> **Required action**:
Return every record verbatim.

--------

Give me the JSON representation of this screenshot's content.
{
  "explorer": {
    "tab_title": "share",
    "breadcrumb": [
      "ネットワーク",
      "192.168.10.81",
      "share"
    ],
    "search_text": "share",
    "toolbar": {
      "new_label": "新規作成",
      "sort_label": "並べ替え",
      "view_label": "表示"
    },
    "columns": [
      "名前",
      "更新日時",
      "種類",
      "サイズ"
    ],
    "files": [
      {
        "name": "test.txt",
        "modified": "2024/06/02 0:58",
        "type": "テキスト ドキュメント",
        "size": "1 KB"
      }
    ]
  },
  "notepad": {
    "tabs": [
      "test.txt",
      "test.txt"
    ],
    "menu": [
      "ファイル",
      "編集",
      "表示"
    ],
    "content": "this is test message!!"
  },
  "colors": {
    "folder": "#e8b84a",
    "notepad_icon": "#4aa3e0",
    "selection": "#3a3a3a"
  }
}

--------

> **Exercise result**:
Give me the JSON representation of this screenshot's content.
{
  "explorer": {
    "tab_title": "share",
    "breadcrumb": [
      "ネットワーク",
      "192.168.10.81",
      "share"
    ],
    "search_text": "share",
    "toolbar": {
      "new_label": "新規作成",
      "sort_label": "並べ替え",
      "view_label": "表示"
    },
    "columns": [
      "名前",
      "更新日時",
      "種類",
      "サイズ"
    ],
    "files": [
      {
        "name": "test.txt",
        "modified": "2024/06/02 0:58",
        "type": "テキスト ドキュメント",
        "size": "1 KB"
      }
    ]
  },
  "notepad": {
    "tabs": [
      "test.txt",
      "test.txt"
    ],
    "menu": [
      "ファイル",
      "編集",
      "表示"
    ],
    "content": "this is test message!!"
  },
  "colors": {
    "folder": "#e8b84a",
    "notepad_icon": "#4aa3e0",
    "selection": "#3a3a3a"
  }
}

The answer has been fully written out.